WHAT IS BEING ASKED ->
Read the data, and whenever a line holds the word "structured", report that line.

Interface dataset entries ->
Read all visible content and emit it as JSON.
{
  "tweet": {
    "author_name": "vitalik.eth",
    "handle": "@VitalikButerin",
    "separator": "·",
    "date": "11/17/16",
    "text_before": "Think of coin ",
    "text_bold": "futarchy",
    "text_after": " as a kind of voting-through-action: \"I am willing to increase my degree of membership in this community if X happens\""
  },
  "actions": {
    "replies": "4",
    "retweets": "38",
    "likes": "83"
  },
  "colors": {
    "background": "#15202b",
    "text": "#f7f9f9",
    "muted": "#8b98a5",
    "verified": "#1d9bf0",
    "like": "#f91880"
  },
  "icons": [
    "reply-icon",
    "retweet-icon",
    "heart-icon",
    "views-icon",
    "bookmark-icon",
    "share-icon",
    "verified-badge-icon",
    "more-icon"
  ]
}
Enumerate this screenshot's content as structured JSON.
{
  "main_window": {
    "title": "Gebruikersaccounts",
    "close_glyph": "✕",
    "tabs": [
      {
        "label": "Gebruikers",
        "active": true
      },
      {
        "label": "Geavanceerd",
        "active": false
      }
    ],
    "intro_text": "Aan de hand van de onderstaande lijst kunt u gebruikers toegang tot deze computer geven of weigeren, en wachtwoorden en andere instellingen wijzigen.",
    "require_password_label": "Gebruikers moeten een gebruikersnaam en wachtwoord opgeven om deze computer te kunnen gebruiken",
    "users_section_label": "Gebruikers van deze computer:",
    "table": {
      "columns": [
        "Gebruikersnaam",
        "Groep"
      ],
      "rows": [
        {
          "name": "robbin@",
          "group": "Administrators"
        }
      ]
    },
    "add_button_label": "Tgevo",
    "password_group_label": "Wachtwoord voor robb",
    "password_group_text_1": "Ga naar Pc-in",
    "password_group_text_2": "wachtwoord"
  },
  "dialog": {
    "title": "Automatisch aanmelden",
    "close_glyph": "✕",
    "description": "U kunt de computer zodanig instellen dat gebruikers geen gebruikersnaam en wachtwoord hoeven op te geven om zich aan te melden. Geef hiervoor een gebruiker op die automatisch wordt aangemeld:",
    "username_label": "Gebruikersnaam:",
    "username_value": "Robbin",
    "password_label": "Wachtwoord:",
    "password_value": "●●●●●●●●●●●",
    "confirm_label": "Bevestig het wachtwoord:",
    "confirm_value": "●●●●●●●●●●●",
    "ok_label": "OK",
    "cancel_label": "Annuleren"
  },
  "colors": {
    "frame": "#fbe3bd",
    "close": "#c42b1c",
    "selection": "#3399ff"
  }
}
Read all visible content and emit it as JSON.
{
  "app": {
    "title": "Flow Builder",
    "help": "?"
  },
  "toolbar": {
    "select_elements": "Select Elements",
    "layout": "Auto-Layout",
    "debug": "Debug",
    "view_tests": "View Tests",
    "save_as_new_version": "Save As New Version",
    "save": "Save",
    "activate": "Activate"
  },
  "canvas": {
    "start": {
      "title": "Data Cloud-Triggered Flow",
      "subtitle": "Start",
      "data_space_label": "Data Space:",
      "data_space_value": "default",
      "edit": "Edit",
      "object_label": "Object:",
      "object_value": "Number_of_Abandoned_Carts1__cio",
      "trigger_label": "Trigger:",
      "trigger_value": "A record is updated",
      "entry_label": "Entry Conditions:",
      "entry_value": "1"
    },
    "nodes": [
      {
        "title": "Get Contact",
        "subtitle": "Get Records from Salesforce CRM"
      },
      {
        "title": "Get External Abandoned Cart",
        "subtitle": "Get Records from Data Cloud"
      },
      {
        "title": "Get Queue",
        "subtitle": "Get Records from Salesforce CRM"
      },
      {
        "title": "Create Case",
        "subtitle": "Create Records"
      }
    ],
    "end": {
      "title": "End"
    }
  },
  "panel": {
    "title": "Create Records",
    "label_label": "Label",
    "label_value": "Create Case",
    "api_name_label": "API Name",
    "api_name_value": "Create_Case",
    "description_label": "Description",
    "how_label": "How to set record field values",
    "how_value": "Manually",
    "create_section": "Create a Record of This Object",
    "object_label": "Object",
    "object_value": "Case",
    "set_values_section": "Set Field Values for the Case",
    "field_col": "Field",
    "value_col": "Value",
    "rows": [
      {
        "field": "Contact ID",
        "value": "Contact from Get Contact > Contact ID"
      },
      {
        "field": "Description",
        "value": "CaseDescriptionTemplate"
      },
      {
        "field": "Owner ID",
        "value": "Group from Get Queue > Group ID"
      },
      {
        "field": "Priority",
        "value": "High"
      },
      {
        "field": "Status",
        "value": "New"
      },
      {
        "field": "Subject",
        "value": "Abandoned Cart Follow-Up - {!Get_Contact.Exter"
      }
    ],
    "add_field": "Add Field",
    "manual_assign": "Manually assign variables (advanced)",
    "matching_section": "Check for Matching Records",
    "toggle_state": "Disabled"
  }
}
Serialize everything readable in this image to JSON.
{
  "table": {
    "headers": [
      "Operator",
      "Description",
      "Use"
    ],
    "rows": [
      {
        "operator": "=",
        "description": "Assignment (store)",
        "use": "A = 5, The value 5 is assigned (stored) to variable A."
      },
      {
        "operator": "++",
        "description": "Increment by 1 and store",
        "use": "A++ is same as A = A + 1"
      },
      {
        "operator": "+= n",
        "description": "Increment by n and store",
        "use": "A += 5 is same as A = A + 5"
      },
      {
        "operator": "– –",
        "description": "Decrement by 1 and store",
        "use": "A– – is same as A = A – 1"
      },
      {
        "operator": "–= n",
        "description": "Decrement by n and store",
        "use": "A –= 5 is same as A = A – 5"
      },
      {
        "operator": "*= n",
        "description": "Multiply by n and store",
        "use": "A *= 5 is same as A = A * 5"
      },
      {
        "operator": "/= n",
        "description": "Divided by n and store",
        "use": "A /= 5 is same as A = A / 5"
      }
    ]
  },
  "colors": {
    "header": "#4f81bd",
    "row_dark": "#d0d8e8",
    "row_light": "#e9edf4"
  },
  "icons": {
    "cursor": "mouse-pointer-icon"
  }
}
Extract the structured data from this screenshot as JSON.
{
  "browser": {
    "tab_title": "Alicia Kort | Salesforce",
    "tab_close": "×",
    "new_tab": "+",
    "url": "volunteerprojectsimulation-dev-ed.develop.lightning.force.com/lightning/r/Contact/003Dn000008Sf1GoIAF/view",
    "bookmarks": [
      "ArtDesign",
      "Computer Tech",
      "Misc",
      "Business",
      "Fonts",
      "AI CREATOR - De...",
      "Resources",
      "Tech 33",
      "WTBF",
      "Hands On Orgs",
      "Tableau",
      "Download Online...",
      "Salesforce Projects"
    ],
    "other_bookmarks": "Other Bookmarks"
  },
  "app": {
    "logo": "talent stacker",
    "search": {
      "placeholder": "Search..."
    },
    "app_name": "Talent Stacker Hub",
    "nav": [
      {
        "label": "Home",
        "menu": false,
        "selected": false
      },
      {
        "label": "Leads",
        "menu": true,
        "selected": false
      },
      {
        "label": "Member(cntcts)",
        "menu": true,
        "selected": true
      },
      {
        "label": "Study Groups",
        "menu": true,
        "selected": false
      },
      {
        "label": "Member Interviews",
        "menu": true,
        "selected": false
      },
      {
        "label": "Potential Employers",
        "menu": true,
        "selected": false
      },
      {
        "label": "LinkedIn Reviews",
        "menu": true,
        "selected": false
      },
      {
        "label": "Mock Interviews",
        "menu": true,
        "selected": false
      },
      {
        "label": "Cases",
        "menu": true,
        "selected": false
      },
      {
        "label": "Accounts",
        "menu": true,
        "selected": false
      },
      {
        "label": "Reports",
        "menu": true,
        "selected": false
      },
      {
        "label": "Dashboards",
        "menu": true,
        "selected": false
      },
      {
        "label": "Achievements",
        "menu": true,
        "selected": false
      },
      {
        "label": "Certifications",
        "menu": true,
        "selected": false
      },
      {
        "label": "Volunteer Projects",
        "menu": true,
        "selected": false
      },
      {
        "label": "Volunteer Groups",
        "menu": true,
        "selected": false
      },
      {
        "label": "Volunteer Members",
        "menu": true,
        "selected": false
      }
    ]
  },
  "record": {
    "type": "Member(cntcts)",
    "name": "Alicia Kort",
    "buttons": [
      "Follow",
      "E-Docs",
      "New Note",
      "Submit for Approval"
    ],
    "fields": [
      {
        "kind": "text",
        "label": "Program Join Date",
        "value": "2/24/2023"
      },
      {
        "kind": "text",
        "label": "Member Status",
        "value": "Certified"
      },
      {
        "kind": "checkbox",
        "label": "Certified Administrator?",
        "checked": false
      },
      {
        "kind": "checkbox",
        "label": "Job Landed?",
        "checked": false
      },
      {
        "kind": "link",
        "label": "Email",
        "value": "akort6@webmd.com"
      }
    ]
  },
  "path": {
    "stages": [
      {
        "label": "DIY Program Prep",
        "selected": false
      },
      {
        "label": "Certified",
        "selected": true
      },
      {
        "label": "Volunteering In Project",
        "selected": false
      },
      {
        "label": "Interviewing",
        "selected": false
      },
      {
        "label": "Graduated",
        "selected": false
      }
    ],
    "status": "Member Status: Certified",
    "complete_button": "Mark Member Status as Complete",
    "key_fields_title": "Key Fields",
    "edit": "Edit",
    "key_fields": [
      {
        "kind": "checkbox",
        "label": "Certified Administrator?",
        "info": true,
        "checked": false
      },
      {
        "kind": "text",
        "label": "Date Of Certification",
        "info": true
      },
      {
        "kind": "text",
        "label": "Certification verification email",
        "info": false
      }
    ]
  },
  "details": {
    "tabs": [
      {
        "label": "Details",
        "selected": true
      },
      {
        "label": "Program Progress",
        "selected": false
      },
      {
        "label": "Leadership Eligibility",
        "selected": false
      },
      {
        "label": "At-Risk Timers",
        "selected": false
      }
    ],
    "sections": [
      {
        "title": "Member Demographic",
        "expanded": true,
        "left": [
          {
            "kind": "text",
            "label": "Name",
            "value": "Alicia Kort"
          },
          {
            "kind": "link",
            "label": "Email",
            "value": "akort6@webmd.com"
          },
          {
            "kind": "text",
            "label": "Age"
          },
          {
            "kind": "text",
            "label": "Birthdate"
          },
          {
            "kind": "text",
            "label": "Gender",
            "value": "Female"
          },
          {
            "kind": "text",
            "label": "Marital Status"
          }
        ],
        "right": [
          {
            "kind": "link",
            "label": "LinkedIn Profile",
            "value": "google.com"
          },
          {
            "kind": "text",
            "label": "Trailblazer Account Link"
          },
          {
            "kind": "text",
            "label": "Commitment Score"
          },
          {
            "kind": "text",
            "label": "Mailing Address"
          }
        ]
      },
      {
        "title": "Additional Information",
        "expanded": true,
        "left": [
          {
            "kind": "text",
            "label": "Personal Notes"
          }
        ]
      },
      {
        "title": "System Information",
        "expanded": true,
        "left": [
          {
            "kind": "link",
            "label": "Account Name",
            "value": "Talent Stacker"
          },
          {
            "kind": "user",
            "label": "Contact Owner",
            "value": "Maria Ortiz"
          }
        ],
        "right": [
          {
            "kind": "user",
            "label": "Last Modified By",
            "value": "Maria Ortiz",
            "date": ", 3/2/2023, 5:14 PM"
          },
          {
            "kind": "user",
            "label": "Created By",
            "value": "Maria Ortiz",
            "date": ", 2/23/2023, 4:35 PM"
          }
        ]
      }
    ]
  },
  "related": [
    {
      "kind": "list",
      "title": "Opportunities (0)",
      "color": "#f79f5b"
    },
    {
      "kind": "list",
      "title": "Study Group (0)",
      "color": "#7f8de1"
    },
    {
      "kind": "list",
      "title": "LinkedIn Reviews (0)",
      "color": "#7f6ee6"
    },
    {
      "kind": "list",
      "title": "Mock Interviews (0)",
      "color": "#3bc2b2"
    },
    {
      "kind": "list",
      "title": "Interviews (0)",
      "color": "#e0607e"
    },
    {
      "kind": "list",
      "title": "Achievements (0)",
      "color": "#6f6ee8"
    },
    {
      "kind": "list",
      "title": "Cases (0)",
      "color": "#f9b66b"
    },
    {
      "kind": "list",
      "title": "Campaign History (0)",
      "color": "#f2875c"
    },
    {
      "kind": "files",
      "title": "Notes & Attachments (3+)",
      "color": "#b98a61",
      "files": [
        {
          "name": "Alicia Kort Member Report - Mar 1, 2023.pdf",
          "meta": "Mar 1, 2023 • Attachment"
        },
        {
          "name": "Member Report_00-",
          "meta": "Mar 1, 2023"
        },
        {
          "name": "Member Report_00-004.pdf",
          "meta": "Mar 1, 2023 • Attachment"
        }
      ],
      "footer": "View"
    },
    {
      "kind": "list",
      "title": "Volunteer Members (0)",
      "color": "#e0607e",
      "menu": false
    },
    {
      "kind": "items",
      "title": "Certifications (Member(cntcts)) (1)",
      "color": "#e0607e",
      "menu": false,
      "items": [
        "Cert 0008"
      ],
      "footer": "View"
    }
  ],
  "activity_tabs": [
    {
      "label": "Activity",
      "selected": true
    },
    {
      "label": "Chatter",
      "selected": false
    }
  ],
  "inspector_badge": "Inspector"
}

RESPONSE BOX ->
Enumerate this screenshot's content as structured JSON.
Extract the structured data from this screenshot as JSON.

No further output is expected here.